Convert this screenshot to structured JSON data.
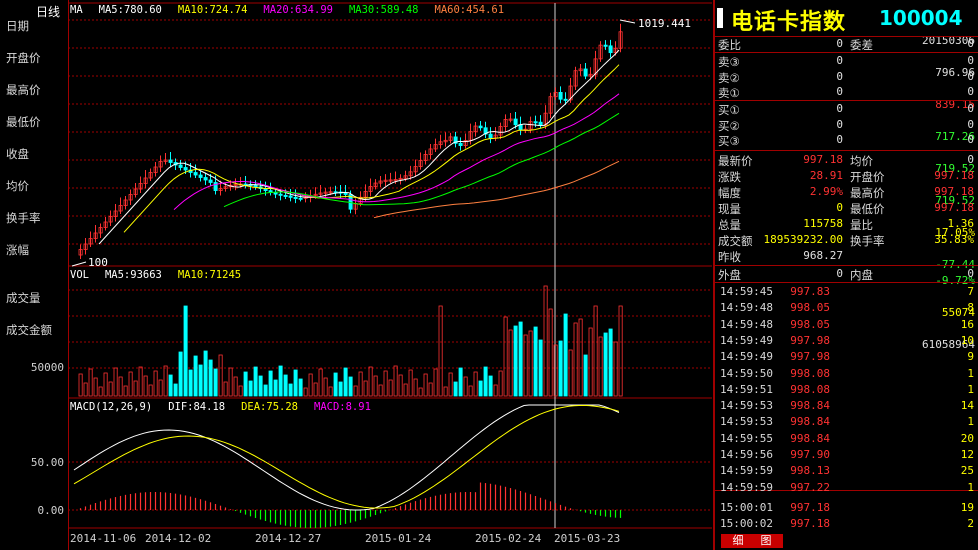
{
  "left_panel": {
    "period": "日线",
    "items": [
      {
        "label": "日期",
        "value": "20150306",
        "color": "#e0e0e0"
      },
      {
        "label": "开盘价",
        "value": "796.96",
        "color": "#e0e0e0"
      },
      {
        "label": "最高价",
        "value": "839.15",
        "color": "#ff3232"
      },
      {
        "label": "最低价",
        "value": "717.26",
        "color": "#32ff32"
      },
      {
        "label": "收盘",
        "value": "719.52",
        "color": "#32ff32"
      },
      {
        "label": "均价",
        "value": "719.52",
        "color": "#32ff32"
      },
      {
        "label": "换手率",
        "value": "17.05%",
        "color": "#ffff00"
      },
      {
        "label": "涨幅",
        "value": "-77.44",
        "value2": "-9.72%",
        "color": "#32ff32"
      },
      {
        "label": "成交量",
        "value": "55074",
        "color": "#ffff00"
      },
      {
        "label": "成交金额",
        "value": "61058964",
        "color": "#e0e0e0"
      }
    ]
  },
  "price_legend": [
    {
      "text": "MA",
      "color": "#ffffff"
    },
    {
      "text": "MA5:780.60",
      "color": "#ffffff"
    },
    {
      "text": "MA10:724.74",
      "color": "#ffff00"
    },
    {
      "text": "MA20:634.99",
      "color": "#ff00ff"
    },
    {
      "text": "MA30:589.48",
      "color": "#00ff00"
    },
    {
      "text": "MA60:454.61",
      "color": "#ff8040"
    }
  ],
  "price_annotations": {
    "high": "1019.441",
    "low": "100"
  },
  "vol_legend": [
    {
      "text": "VOL",
      "color": "#ffffff"
    },
    {
      "text": "MA5:93663",
      "color": "#ffffff"
    },
    {
      "text": "MA10:71245",
      "color": "#ffff00"
    }
  ],
  "vol_axis": {
    "tick": "50000"
  },
  "macd_legend": [
    {
      "text": "MACD(12,26,9)",
      "color": "#ffffff"
    },
    {
      "text": "DIF:84.18",
      "color": "#ffffff"
    },
    {
      "text": "DEA:75.28",
      "color": "#ffff00"
    },
    {
      "text": "MACD:8.91",
      "color": "#ff00ff"
    }
  ],
  "macd_axis": {
    "ticks": [
      "50.00",
      "0.00"
    ]
  },
  "date_axis": [
    "2014-11-06",
    "2014-12-02",
    "2014-12-27",
    "2015-01-24",
    "2015-02-24",
    "2015-03-23"
  ],
  "quote": {
    "name": "电话卡指数",
    "code": "100004",
    "order_ratio_label": "委比",
    "order_ratio_value": "0",
    "order_diff_label": "委差",
    "order_diff_value": "0",
    "asks": [
      {
        "label": "卖③",
        "price": "0",
        "vol": "0"
      },
      {
        "label": "卖②",
        "price": "0",
        "vol": "0"
      },
      {
        "label": "卖①",
        "price": "0",
        "vol": "0"
      }
    ],
    "bids": [
      {
        "label": "买①",
        "price": "0",
        "vol": "0"
      },
      {
        "label": "买②",
        "price": "0",
        "vol": "0"
      },
      {
        "label": "买③",
        "price": "0",
        "vol": "0"
      }
    ],
    "stats_left": [
      {
        "label": "最新价",
        "value": "997.18",
        "color": "#ff3232"
      },
      {
        "label": "涨跌",
        "value": "28.91",
        "color": "#ff3232"
      },
      {
        "label": "幅度",
        "value": "2.99%",
        "color": "#ff3232"
      },
      {
        "label": "现量",
        "value": "0",
        "color": "#ffff00"
      },
      {
        "label": "总量",
        "value": "115758",
        "color": "#ffff00"
      },
      {
        "label": "成交额",
        "value": "189539232.00",
        "color": "#ffff00"
      },
      {
        "label": "昨收",
        "value": "968.27",
        "color": "#e0e0e0"
      }
    ],
    "stats_right": [
      {
        "label": "均价",
        "value": "0",
        "color": "#e0e0e0"
      },
      {
        "label": "开盘价",
        "value": "997.18",
        "color": "#ff3232"
      },
      {
        "label": "最高价",
        "value": "997.18",
        "color": "#ff3232"
      },
      {
        "label": "最低价",
        "value": "997.18",
        "color": "#ff3232"
      },
      {
        "label": "量比",
        "value": "1.36",
        "color": "#ffff00"
      },
      {
        "label": "换手率",
        "value": "35.83%",
        "color": "#ffff00"
      }
    ],
    "outer_label": "外盘",
    "outer_value": "0",
    "inner_label": "内盘",
    "inner_value": "0"
  },
  "ticks": [
    {
      "time": "14:59:45",
      "price": "997.83",
      "vol": "7",
      "color": "#ffff00"
    },
    {
      "time": "14:59:48",
      "price": "998.05",
      "vol": "8",
      "color": "#ffff00"
    },
    {
      "time": "14:59:48",
      "price": "998.05",
      "vol": "16",
      "color": "#ffff00"
    },
    {
      "time": "14:59:49",
      "price": "997.98",
      "vol": "10",
      "color": "#ffff00"
    },
    {
      "time": "14:59:49",
      "price": "997.98",
      "vol": "9",
      "color": "#ffff00"
    },
    {
      "time": "14:59:50",
      "price": "998.08",
      "vol": "1",
      "color": "#ffff00"
    },
    {
      "time": "14:59:51",
      "price": "998.08",
      "vol": "1",
      "color": "#ffff00"
    },
    {
      "time": "14:59:53",
      "price": "998.84",
      "vol": "14",
      "color": "#ffff00"
    },
    {
      "time": "14:59:53",
      "price": "998.84",
      "vol": "1",
      "color": "#ffff00"
    },
    {
      "time": "14:59:55",
      "price": "998.84",
      "vol": "20",
      "color": "#ffff00"
    },
    {
      "time": "14:59:56",
      "price": "997.90",
      "vol": "12",
      "color": "#ffff00"
    },
    {
      "time": "14:59:59",
      "price": "998.13",
      "vol": "25",
      "color": "#ffff00"
    },
    {
      "time": "14:59:59",
      "price": "997.22",
      "vol": "1",
      "color": "#ffff00"
    },
    {
      "time": "15:00:01",
      "price": "997.18",
      "vol": "19",
      "color": "#ffff00"
    },
    {
      "time": "15:00:02",
      "price": "997.18",
      "vol": "2",
      "color": "#ffff00"
    }
  ],
  "tabs": [
    "细",
    "图"
  ],
  "colors": {
    "up": "#ff3232",
    "down": "#00ffff",
    "grid": "#a00000"
  }
}
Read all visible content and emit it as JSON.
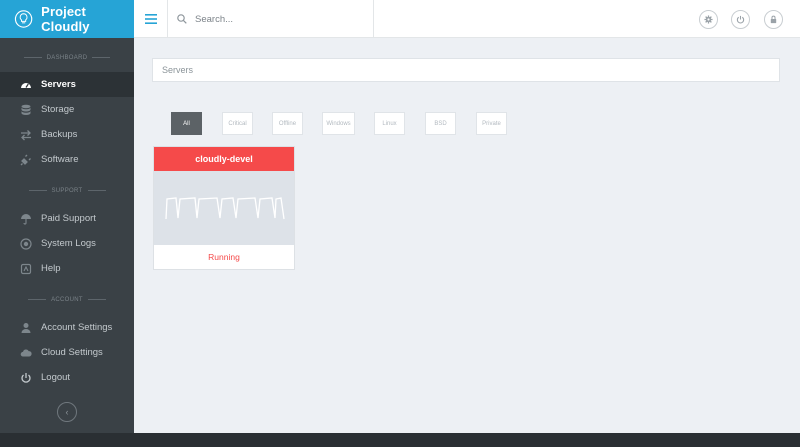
{
  "app": {
    "brand_name": "Project Cloudly",
    "accent": "#26a4d6"
  },
  "sidebar": {
    "sections": [
      {
        "label": "DASHBOARD"
      },
      {
        "label": "SUPPORT"
      },
      {
        "label": "ACCOUNT"
      }
    ],
    "items": [
      {
        "label": "Servers",
        "icon": "dashboard-icon",
        "active": true
      },
      {
        "label": "Storage",
        "icon": "database-icon"
      },
      {
        "label": "Backups",
        "icon": "exchange-icon"
      },
      {
        "label": "Software",
        "icon": "plug-icon"
      },
      {
        "label": "Paid Support",
        "icon": "umbrella-icon"
      },
      {
        "label": "System Logs",
        "icon": "log-icon"
      },
      {
        "label": "Help",
        "icon": "help-icon"
      },
      {
        "label": "Account Settings",
        "icon": "user-icon"
      },
      {
        "label": "Cloud Settings",
        "icon": "cloud-icon"
      },
      {
        "label": "Logout",
        "icon": "power-icon"
      }
    ],
    "collapse_glyph": "‹"
  },
  "topbar": {
    "search_placeholder": "Search...",
    "icons": [
      "settings-icon",
      "power-icon",
      "lock-icon"
    ]
  },
  "main": {
    "breadcrumb": "Servers",
    "filters": [
      "All",
      "Critical",
      "Offline",
      "Windows",
      "Linux",
      "BSD",
      "Private"
    ],
    "active_filter": "All",
    "servers": [
      {
        "name": "cloudly-devel",
        "status": "Running",
        "status_color": "#f54a4a"
      }
    ]
  }
}
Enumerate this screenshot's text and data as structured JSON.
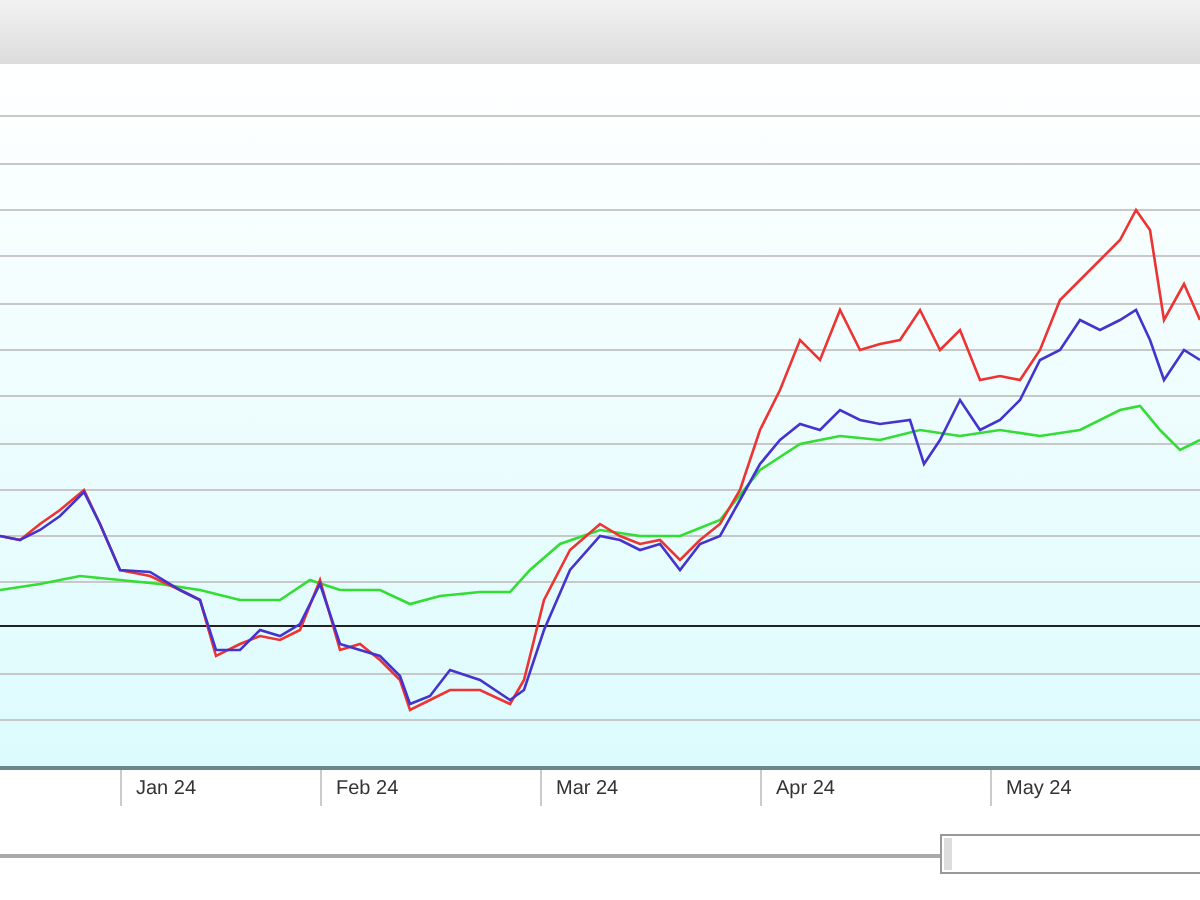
{
  "x_axis": {
    "labels": [
      "Jan 24",
      "Feb 24",
      "Mar 24",
      "Apr 24",
      "May 24"
    ]
  }
}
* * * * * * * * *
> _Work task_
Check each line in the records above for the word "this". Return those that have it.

> _Your response_
Convert this screenshot to structured JSON data.
Enumerate this screenshot's text and data as structured JSON.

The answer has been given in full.